_Aim of the exercise_:
Each line below with the word "data" needs to be copied.
Start of Task inputs
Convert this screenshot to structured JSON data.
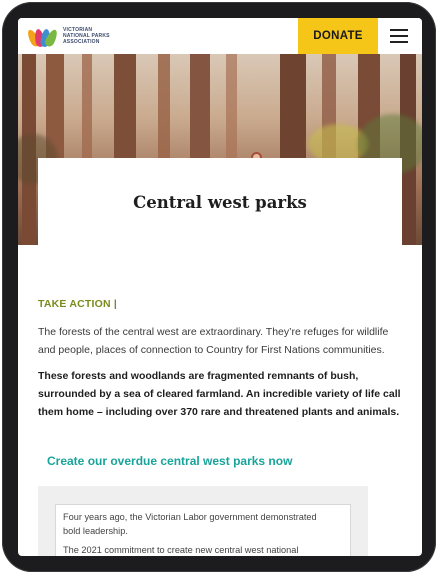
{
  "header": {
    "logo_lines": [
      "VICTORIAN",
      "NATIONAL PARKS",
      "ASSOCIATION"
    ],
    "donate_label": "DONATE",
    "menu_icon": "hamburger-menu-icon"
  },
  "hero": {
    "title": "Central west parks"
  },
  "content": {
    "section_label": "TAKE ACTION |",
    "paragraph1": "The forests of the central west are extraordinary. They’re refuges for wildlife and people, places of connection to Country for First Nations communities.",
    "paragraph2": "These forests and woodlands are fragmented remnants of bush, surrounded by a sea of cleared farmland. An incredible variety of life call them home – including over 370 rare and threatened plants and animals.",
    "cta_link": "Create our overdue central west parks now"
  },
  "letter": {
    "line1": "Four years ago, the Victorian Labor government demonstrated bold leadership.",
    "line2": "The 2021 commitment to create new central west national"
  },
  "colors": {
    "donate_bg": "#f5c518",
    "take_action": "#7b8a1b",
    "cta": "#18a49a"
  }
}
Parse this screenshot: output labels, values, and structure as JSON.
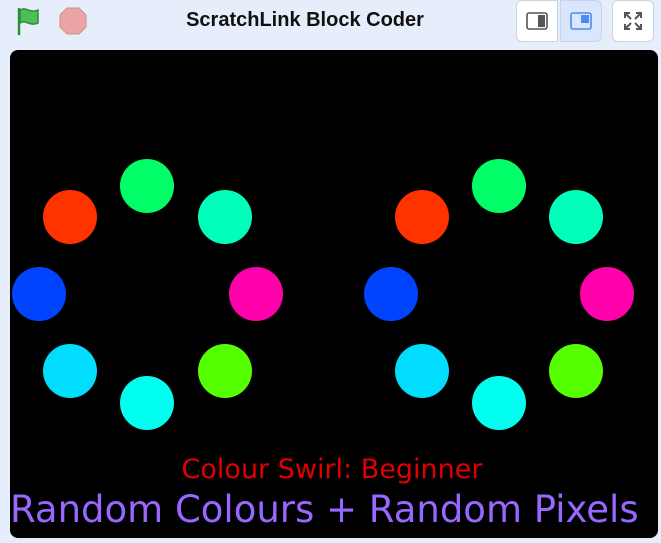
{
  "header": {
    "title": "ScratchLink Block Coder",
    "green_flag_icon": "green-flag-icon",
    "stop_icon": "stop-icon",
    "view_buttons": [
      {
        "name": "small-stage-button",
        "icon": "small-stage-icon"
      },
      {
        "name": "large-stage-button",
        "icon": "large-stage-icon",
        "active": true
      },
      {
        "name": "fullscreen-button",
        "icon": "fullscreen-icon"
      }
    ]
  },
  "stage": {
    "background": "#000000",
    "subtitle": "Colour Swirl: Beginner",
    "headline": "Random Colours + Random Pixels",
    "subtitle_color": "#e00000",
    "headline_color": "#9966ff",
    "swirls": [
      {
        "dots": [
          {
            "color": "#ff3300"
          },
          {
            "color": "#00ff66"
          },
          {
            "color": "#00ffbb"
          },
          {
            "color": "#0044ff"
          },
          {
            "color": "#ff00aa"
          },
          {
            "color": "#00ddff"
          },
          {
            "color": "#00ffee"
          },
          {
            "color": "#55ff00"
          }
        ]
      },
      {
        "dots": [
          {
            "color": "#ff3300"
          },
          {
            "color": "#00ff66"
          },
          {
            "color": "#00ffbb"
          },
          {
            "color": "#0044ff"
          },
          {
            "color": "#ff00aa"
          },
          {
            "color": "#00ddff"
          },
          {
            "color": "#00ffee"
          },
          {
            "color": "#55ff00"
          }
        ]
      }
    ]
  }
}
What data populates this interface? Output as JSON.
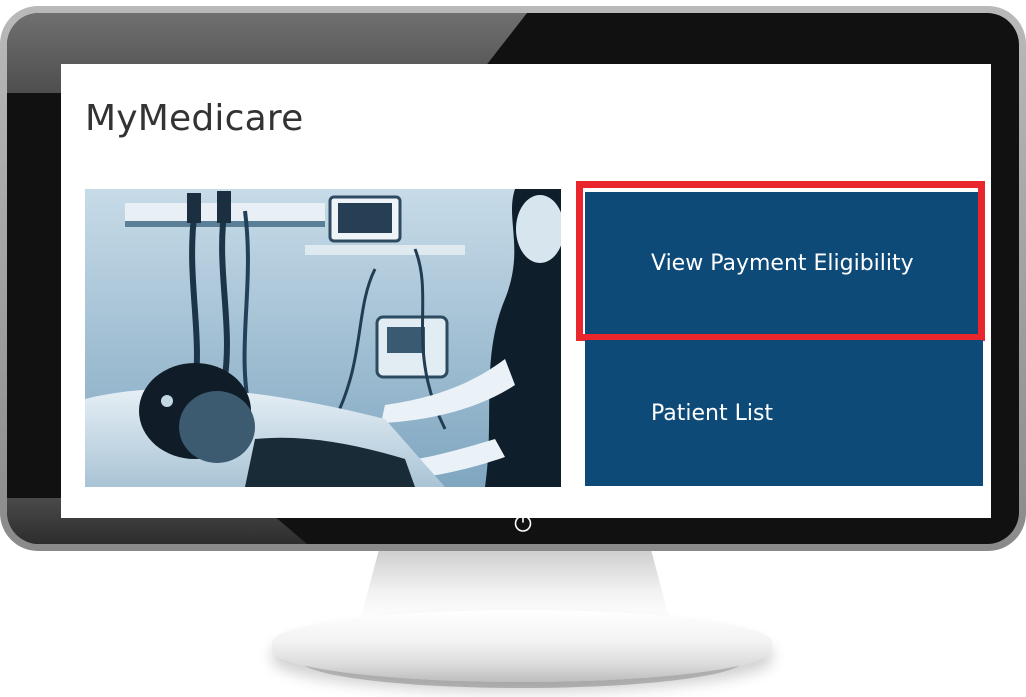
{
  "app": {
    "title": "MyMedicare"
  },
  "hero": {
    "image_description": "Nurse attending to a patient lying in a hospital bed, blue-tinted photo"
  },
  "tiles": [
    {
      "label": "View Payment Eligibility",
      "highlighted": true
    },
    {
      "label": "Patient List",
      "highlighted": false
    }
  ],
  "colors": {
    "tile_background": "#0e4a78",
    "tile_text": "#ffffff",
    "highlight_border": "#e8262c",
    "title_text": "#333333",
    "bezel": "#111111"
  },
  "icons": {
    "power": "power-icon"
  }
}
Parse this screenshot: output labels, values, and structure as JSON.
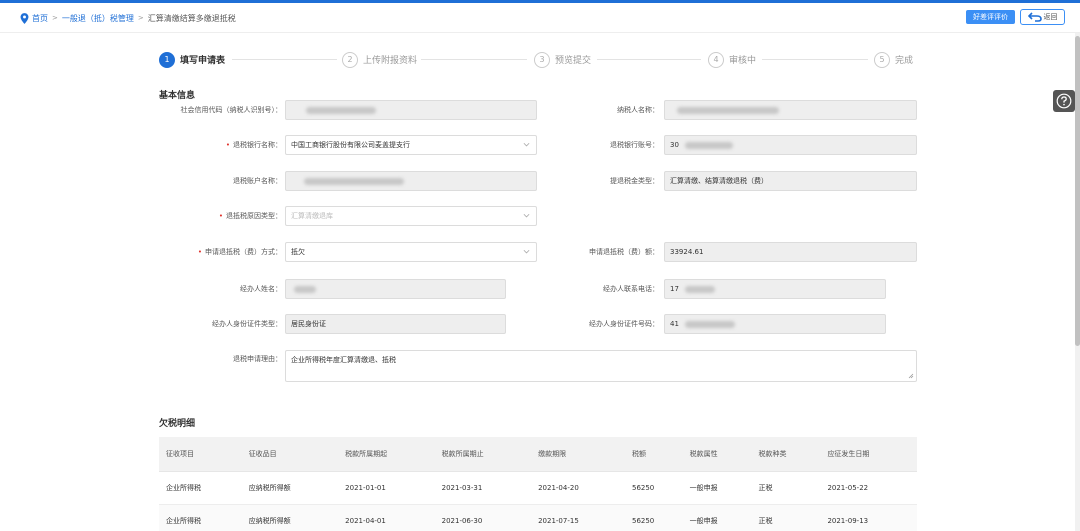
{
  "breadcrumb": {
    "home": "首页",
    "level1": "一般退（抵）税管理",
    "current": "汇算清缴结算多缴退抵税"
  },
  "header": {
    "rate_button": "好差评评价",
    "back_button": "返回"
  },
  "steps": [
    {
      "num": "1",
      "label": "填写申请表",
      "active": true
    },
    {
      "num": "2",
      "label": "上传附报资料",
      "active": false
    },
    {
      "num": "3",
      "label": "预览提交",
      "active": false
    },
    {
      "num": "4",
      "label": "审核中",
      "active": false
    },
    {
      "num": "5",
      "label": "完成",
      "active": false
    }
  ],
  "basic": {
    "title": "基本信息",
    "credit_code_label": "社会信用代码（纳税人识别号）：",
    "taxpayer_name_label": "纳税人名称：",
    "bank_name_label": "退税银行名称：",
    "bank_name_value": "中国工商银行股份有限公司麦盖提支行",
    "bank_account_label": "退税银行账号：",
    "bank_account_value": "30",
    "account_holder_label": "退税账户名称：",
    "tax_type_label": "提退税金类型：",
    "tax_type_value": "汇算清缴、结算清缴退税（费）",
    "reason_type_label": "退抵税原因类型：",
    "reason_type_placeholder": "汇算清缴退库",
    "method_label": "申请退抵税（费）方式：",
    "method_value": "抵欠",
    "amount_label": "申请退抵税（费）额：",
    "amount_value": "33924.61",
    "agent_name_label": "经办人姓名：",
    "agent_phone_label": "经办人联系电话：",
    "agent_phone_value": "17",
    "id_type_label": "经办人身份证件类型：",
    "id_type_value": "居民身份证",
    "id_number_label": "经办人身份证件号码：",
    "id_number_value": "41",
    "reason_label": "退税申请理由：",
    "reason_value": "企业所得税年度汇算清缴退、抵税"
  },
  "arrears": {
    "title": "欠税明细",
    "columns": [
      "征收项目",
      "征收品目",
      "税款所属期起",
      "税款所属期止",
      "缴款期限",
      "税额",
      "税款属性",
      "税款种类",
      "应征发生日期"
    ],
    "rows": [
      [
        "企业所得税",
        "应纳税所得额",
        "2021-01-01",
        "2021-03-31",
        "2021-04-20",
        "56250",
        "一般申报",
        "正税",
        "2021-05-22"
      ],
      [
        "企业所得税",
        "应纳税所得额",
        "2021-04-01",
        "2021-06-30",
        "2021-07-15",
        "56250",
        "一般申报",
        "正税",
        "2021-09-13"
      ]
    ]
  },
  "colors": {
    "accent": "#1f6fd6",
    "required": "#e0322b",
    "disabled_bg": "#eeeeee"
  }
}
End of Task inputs
_Output of the task_:
Convert this screenshot to structured JSON data.
What data populates this interface? Output as JSON.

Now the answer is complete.